The couple’s last months together are further blighted by enduring worry about their daughter, Stella, a failed poet who has taken up with a wholly unsuitable man. Frances understands Jimmy’s bad-boy allure. He projects “an air of menace, cocksureness. Beating you back with his eyes and his tattoos, like a sports car idling, waiting for the light to change.”
Like many battered women, Stella sticks with this hostile ex-con out of loyalty, love and fear. The Godwins ache for her, as do many aging couples who must watch passively while grown children make catastrophic decisions. But what can you do, beyond hope for the best and keep lines of communication open?
Then Jimmy gets out of jail again and begins demanding money from the Godwins, threatening to take it out on Stella if they don’t comply. At Paul’s insistence, Frances changes the locks, gets a guard dog, installs a security system and buys a gun to keep by the bed.
Paul dies, and Frances is adjusting to widowhood when she gets the phone call she has always dreaded: Stella is in a hospital. Jimmy has pushed her out of a moving vehicle at 40 miles an hour on an interstate highway exit ramp.
Frances knows where to find Jimmy, and she has that gun. With cool deliberation, she tracks him down and looks this proven, unrepentant menace in the eye with her finger on the trigger of a .38-caliber pistol.
The sudden, irreversible finality of death is one of Hellenga’s themes, but in his earlier novels, violence came as a blow from beyond: a terrorist attack, a car wreck. This time he follows his character into her own cold and murderous anger.
I found the result gripping and unpredictable. Like Frances, I am a little old gray-haired lady, well-educated and well-traveled, with a calm, cerebral life. Like Frances, I grew up with guns. Like her, I am aware of my capacity for Homeric rage when somebody hurts someone I love. But could I pull that trigger? I don’t know.
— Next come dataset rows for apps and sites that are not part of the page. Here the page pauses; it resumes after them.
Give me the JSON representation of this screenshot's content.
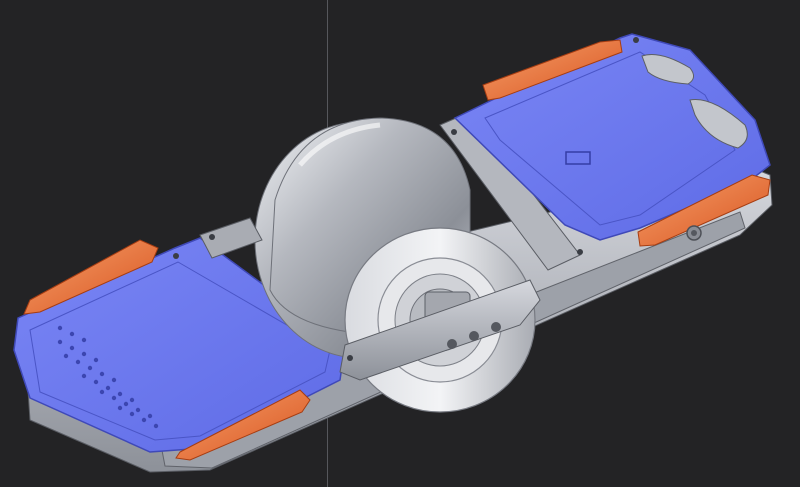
{
  "viewport": {
    "background": "#232325",
    "axis_line_color": "#56575c"
  },
  "model": {
    "subject": "onewheel-board-cad-render",
    "colors": {
      "footpad": "#6b78f0",
      "footpad_edge": "#4a56c8",
      "bumper": "#e0602e",
      "bumper_light": "#f08850",
      "rail": "#b9bcc4",
      "rail_dark": "#7f838c",
      "tire": "#a8abb2",
      "tire_highlight": "#e6e8ec",
      "hub": "#d2d4d8"
    }
  }
}
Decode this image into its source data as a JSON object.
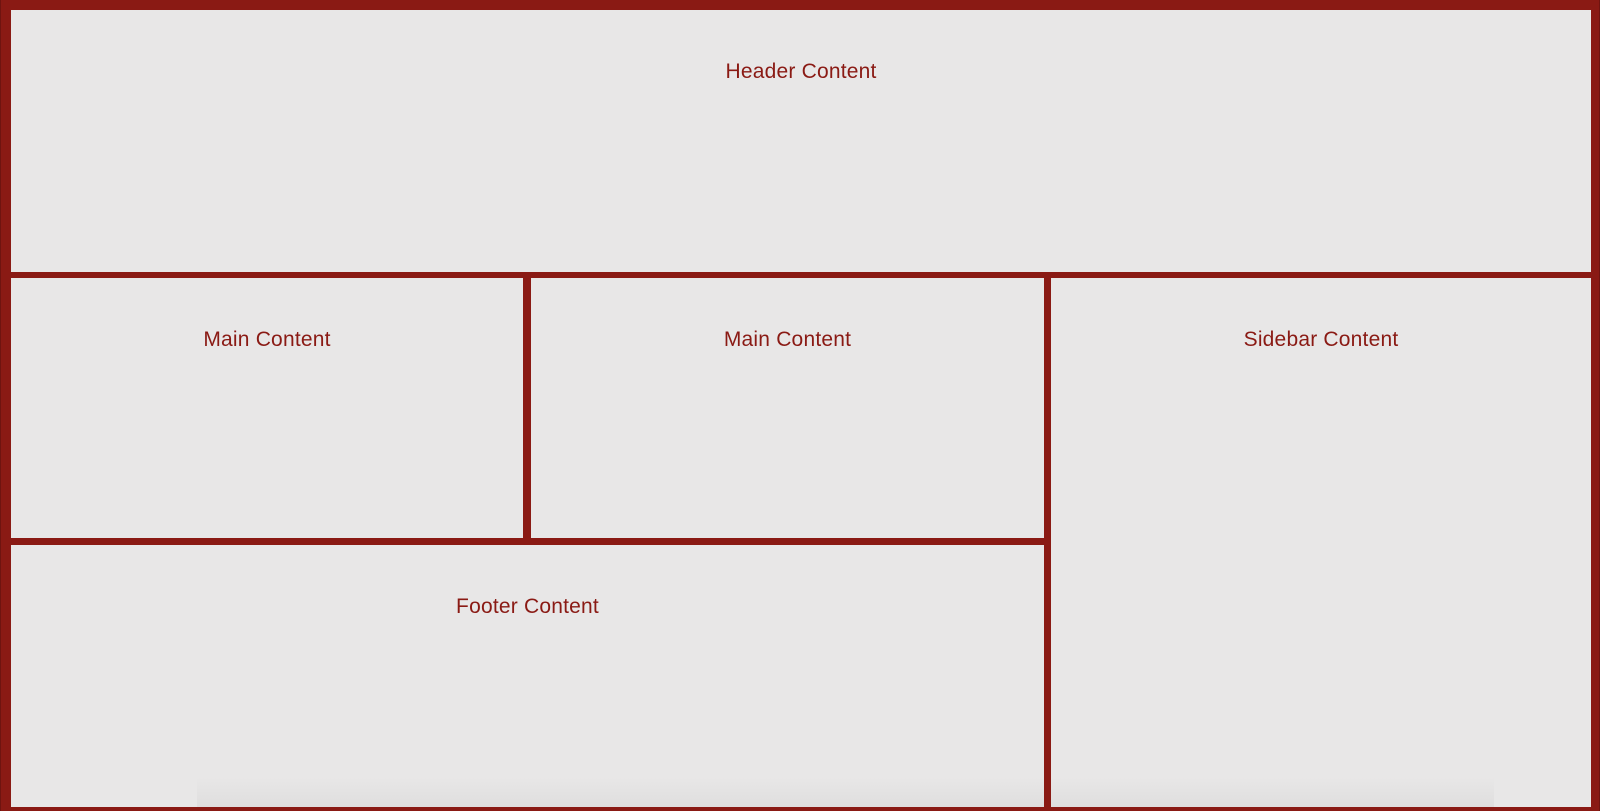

Neither does Frances until the moment comes. Then she lives with her decision. More confessions follow: to her lawyer, to her priest, to God and to those who read this fine novel.
Mary Doria Russell has written five novels, including “The Sparrow,” which is due out next spring.
The Confessions of Frances Godwin, by Robert Hellenga (303 pages; Bloomsbury; $26)